## REQUIRED WORK
Only the pictures stay out; every record is to be quoted exactly.
═══ RECORDS ═══
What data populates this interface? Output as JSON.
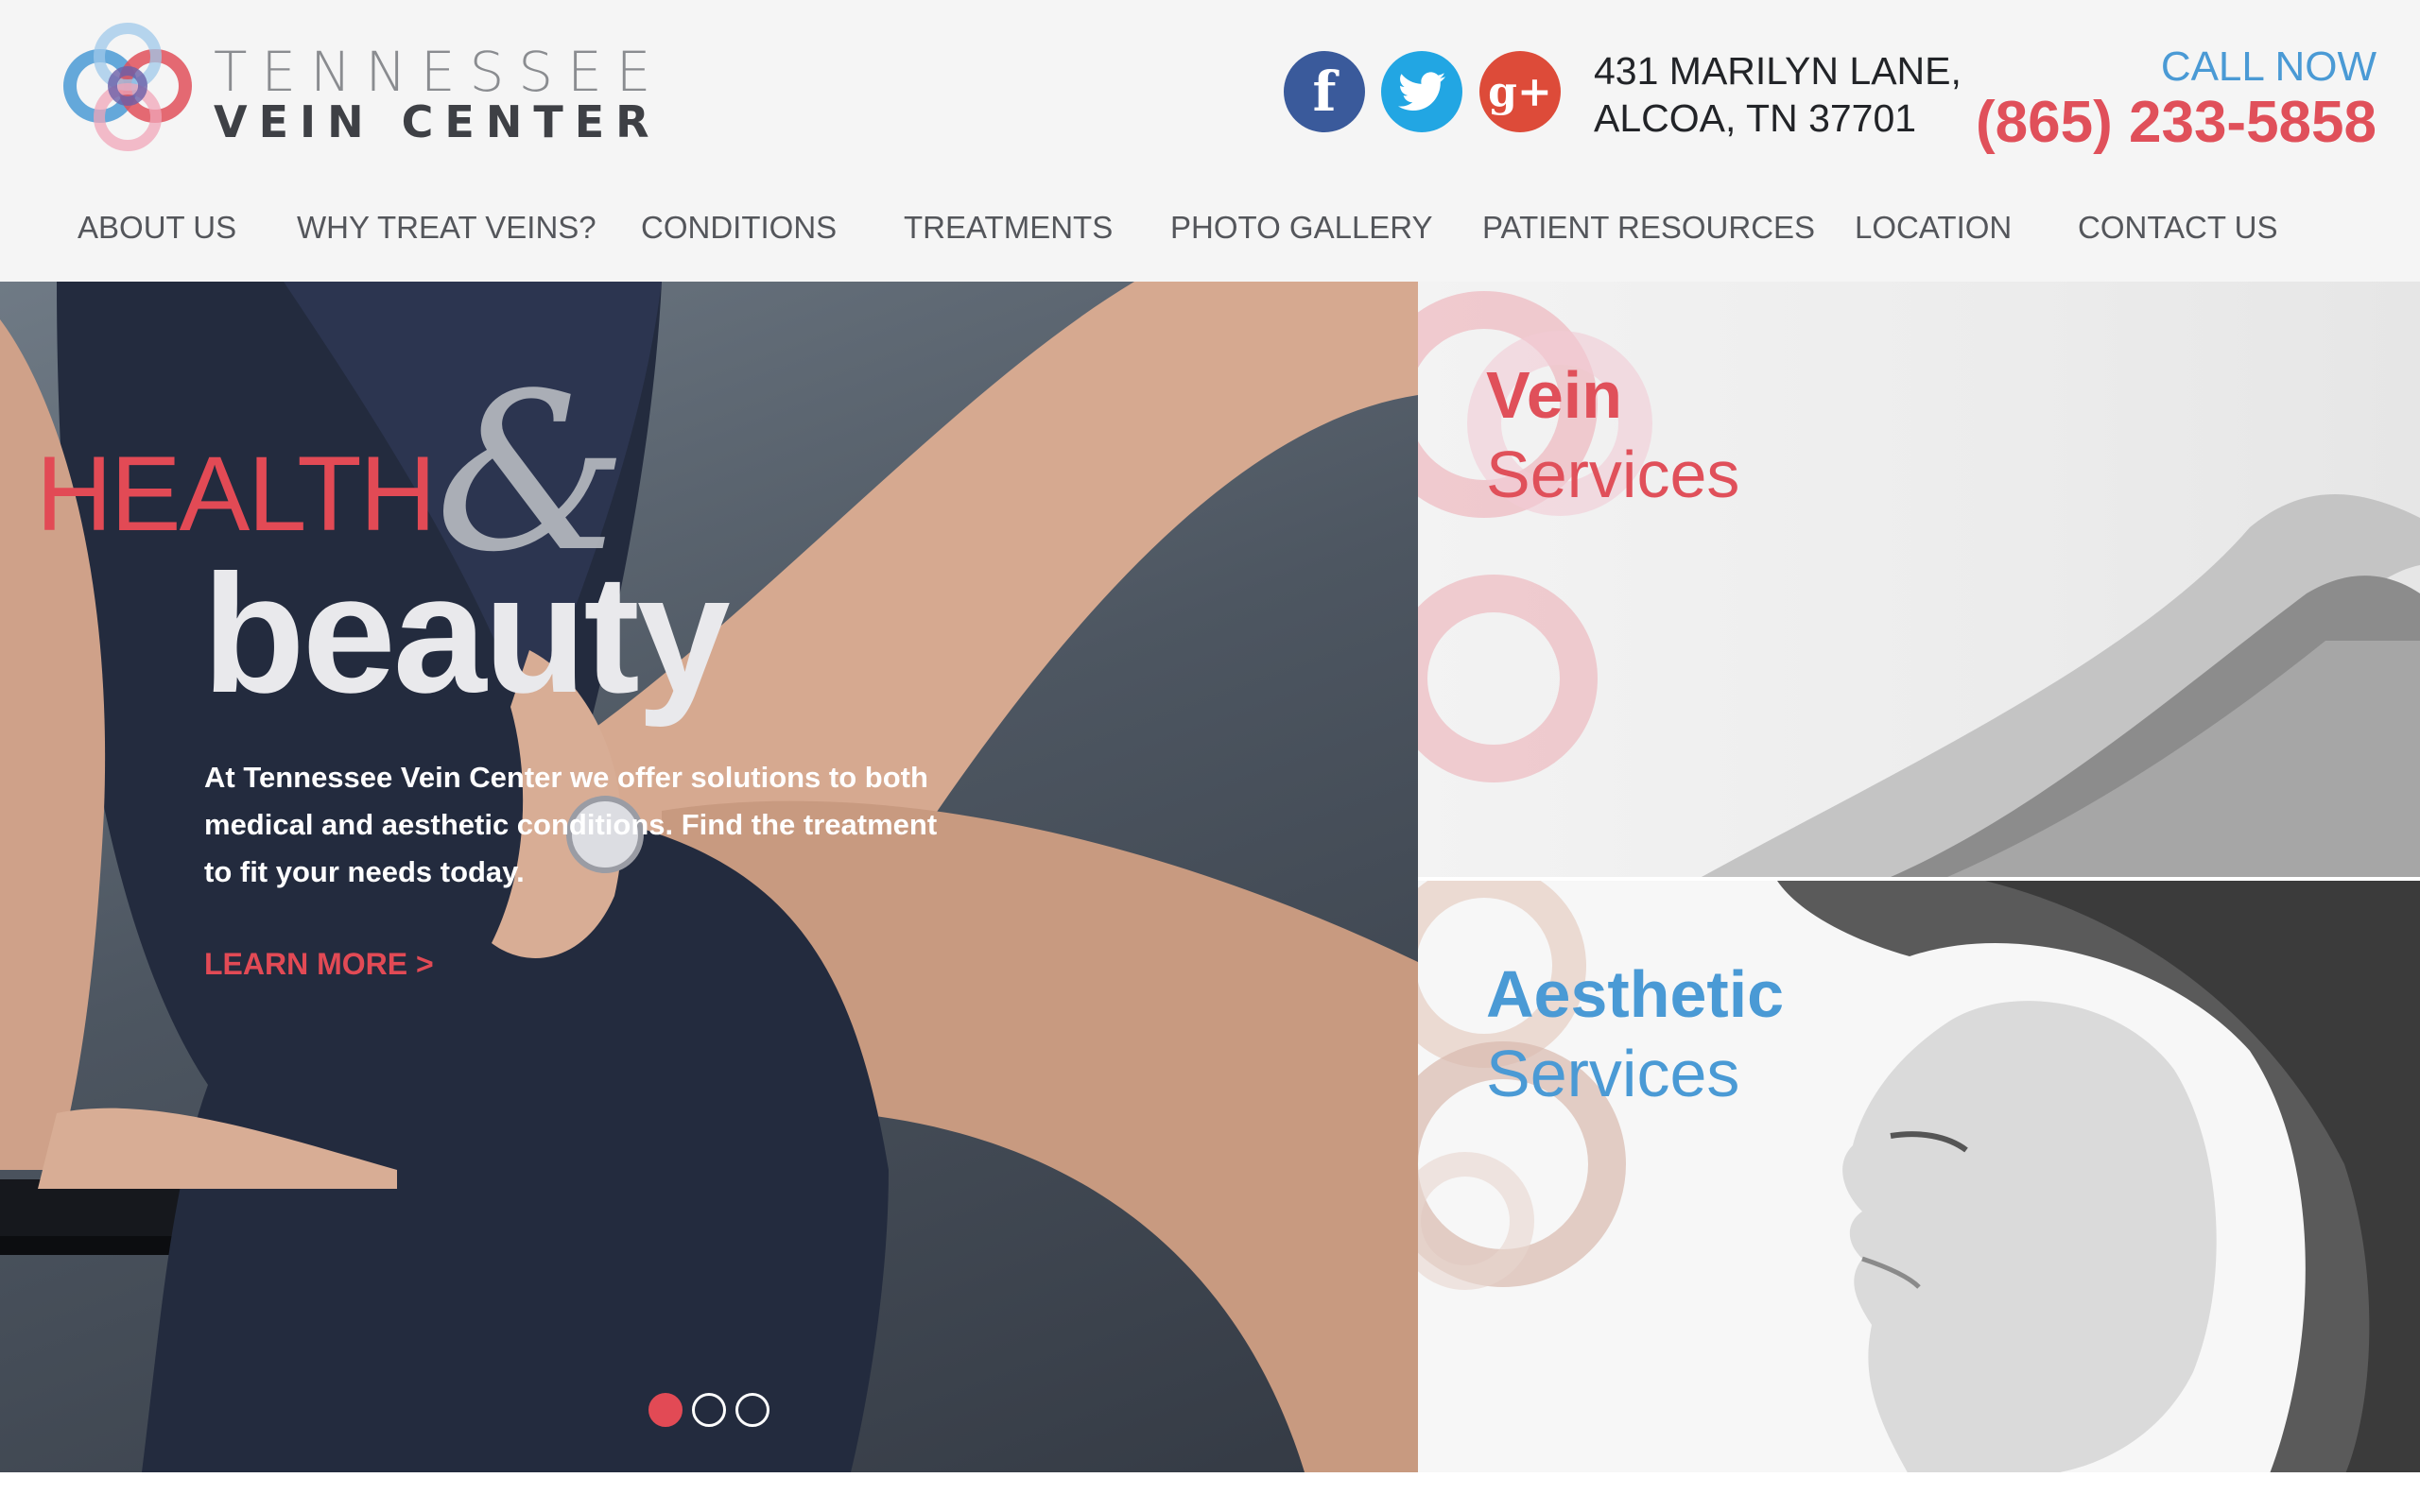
{
  "brand": {
    "name_top": "TENNESSEE",
    "name_bottom": "VEIN CENTER"
  },
  "social": [
    {
      "icon": "facebook-icon",
      "glyph": "f"
    },
    {
      "icon": "twitter-icon",
      "glyph": ""
    },
    {
      "icon": "google-plus-icon",
      "glyph": "g+"
    }
  ],
  "address": {
    "line1": "431 MARILYN LANE,",
    "line2": "ALCOA, TN 37701"
  },
  "call": {
    "label": "CALL NOW",
    "phone": "(865) 233-5858"
  },
  "nav": [
    {
      "label": "ABOUT US"
    },
    {
      "label": "WHY TREAT VEINS?"
    },
    {
      "label": "CONDITIONS"
    },
    {
      "label": "TREATMENTS"
    },
    {
      "label": "PHOTO GALLERY"
    },
    {
      "label": "PATIENT RESOURCES"
    },
    {
      "label": "LOCATION"
    },
    {
      "label": "CONTACT US"
    }
  ],
  "hero": {
    "word1": "HEALTH",
    "amp": "&",
    "word2": "beauty",
    "description": "At Tennessee Vein Center we offer solutions to both medical and aesthetic conditions. Find the treatment to fit your needs today.",
    "cta": "LEARN MORE >",
    "slides": 3,
    "active_slide": 1
  },
  "panels": {
    "vein": {
      "line1": "Vein",
      "line2": "Services"
    },
    "aesthetic": {
      "line1": "Aesthetic",
      "line2": "Services"
    }
  },
  "colors": {
    "accent_red": "#e0505a",
    "accent_blue": "#4a9ad5",
    "facebook": "#3a5a9b",
    "twitter": "#22a6e3",
    "google_plus": "#dd4b39"
  }
}
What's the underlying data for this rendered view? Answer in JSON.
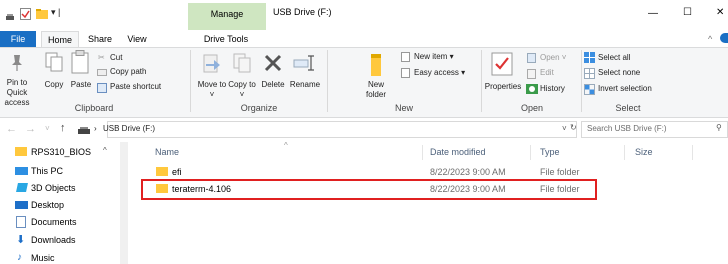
{
  "window": {
    "title": "USB Drive (F:)",
    "manage_label": "Manage",
    "drive_tools_label": "Drive Tools",
    "controls": {
      "minimize": "—",
      "maximize": "☐",
      "close": "✕"
    }
  },
  "ribbon": {
    "tabs": [
      "File",
      "Home",
      "Share",
      "View"
    ],
    "clipboard": {
      "pin_label": "Pin to Quick access",
      "copy_label": "Copy",
      "paste_label": "Paste",
      "cut_label": "Cut",
      "copy_path_label": "Copy path",
      "paste_shortcut_label": "Paste shortcut",
      "group_label": "Clipboard"
    },
    "organize": {
      "move_to_label": "Move to ˅",
      "copy_to_label": "Copy to ˅",
      "delete_label": "Delete",
      "rename_label": "Rename",
      "group_label": "Organize"
    },
    "new": {
      "new_folder_label": "New folder",
      "new_item_label": "New item ▾",
      "easy_access_label": "Easy access ▾",
      "group_label": "New"
    },
    "open": {
      "properties_label": "Properties",
      "open_label": "Open ˅",
      "edit_label": "Edit",
      "history_label": "History",
      "group_label": "Open"
    },
    "select": {
      "select_all_label": "Select all",
      "select_none_label": "Select none",
      "invert_label": "Invert selection",
      "group_label": "Select"
    }
  },
  "address": {
    "path_separator": "›",
    "path": "USB Drive (F:)",
    "search_placeholder": "Search USB Drive (F:)"
  },
  "nav": {
    "items": [
      {
        "label": "RPS310_BIOS",
        "icon": "folder-icon"
      },
      {
        "label": "This PC",
        "icon": "computer-icon"
      },
      {
        "label": "3D Objects",
        "icon": "cube-icon"
      },
      {
        "label": "Desktop",
        "icon": "desktop-icon"
      },
      {
        "label": "Documents",
        "icon": "document-icon"
      },
      {
        "label": "Downloads",
        "icon": "download-icon"
      },
      {
        "label": "Music",
        "icon": "music-icon"
      }
    ]
  },
  "file_list": {
    "columns": [
      "Name",
      "Date modified",
      "Type",
      "Size"
    ],
    "rows": [
      {
        "name": "efi",
        "date": "8/22/2023 9:00 AM",
        "type": "File folder",
        "size": ""
      },
      {
        "name": "teraterm-4.106",
        "date": "8/22/2023 9:00 AM",
        "type": "File folder",
        "size": ""
      }
    ]
  },
  "colors": {
    "file_tab": "#1a6fc4",
    "manage_tab": "#cfe6c1",
    "folder": "#ffc83d",
    "highlight_box": "#e02020",
    "column_header_text": "#4c607a"
  }
}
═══
## EXERCISE RESPONSE
What data populates this interface? Output as JSON.
{
  "brand": {
    "name_top": "TENNESSEE",
    "name_bottom": "VEIN CENTER"
  },
  "social": [
    {
      "icon": "facebook-icon",
      "glyph": "f"
    },
    {
      "icon": "twitter-icon",
      "glyph": ""
    },
    {
      "icon": "google-plus-icon",
      "glyph": "g+"
    }
  ],
  "address": {
    "line1": "431 MARILYN LANE,",
    "line2": "ALCOA, TN 37701"
  },
  "call": {
    "label": "CALL NOW",
    "phone": "(865) 233-5858"
  },
  "nav": [
    {
      "label": "ABOUT US"
    },
    {
      "label": "WHY TREAT VEINS?"
    },
    {
      "label": "CONDITIONS"
    },
    {
      "label": "TREATMENTS"
    },
    {
      "label": "PHOTO GALLERY"
    },
    {
      "label": "PATIENT RESOURCES"
    },
    {
      "label": "LOCATION"
    },
    {
      "label": "CONTACT US"
    }
  ],
  "hero": {
    "word1": "HEALTH",
    "amp": "&",
    "word2": "beauty",
    "description": "At Tennessee Vein Center we offer solutions to both medical and aesthetic conditions. Find the treatment to fit your needs today.",
    "cta": "LEARN MORE >",
    "slides": 3,
    "active_slide": 1
  },
  "panels": {
    "vein": {
      "line1": "Vein",
      "line2": "Services"
    },
    "aesthetic": {
      "line1": "Aesthetic",
      "line2": "Services"
    }
  },
  "colors": {
    "accent_red": "#e0505a",
    "accent_blue": "#4a9ad5",
    "facebook": "#3a5a9b",
    "twitter": "#22a6e3",
    "google_plus": "#dd4b39"
  }
}
What's the underlying data for this rendered view? Answer in JSON.
{
  "window": {
    "title": "USB Drive (F:)",
    "manage_label": "Manage",
    "drive_tools_label": "Drive Tools",
    "controls": {
      "minimize": "—",
      "maximize": "☐",
      "close": "✕"
    }
  },
  "ribbon": {
    "tabs": [
      "File",
      "Home",
      "Share",
      "View"
    ],
    "clipboard": {
      "pin_label": "Pin to Quick access",
      "copy_label": "Copy",
      "paste_label": "Paste",
      "cut_label": "Cut",
      "copy_path_label": "Copy path",
      "paste_shortcut_label": "Paste shortcut",
      "group_label": "Clipboard"
    },
    "organize": {
      "move_to_label": "Move to ˅",
      "copy_to_label": "Copy to ˅",
      "delete_label": "Delete",
      "rename_label": "Rename",
      "group_label": "Organize"
    },
    "new": {
      "new_folder_label": "New folder",
      "new_item_label": "New item ▾",
      "easy_access_label": "Easy access ▾",
      "group_label": "New"
    },
    "open": {
      "properties_label": "Properties",
      "open_label": "Open ˅",
      "edit_label": "Edit",
      "history_label": "History",
      "group_label": "Open"
    },
    "select": {
      "select_all_label": "Select all",
      "select_none_label": "Select none",
      "invert_label": "Invert selection",
      "group_label": "Select"
    }
  },
  "address": {
    "path_separator": "›",
    "path": "USB Drive (F:)",
    "search_placeholder": "Search USB Drive (F:)"
  },
  "nav": {
    "items": [
      {
        "label": "RPS310_BIOS",
        "icon": "folder-icon"
      },
      {
        "label": "This PC",
        "icon": "computer-icon"
      },
      {
        "label": "3D Objects",
        "icon": "cube-icon"
      },
      {
        "label": "Desktop",
        "icon": "desktop-icon"
      },
      {
        "label": "Documents",
        "icon": "document-icon"
      },
      {
        "label": "Downloads",
        "icon": "download-icon"
      },
      {
        "label": "Music",
        "icon": "music-icon"
      }
    ]
  },
  "file_list": {
    "columns": [
      "Name",
      "Date modified",
      "Type",
      "Size"
    ],
    "rows": [
      {
        "name": "efi",
        "date": "8/22/2023 9:00 AM",
        "type": "File folder",
        "size": ""
      },
      {
        "name": "teraterm-4.106",
        "date": "8/22/2023 9:00 AM",
        "type": "File folder",
        "size": ""
      }
    ]
  },
  "colors": {
    "file_tab": "#1a6fc4",
    "manage_tab": "#cfe6c1",
    "folder": "#ffc83d",
    "highlight_box": "#e02020",
    "column_header_text": "#4c607a"
  }
}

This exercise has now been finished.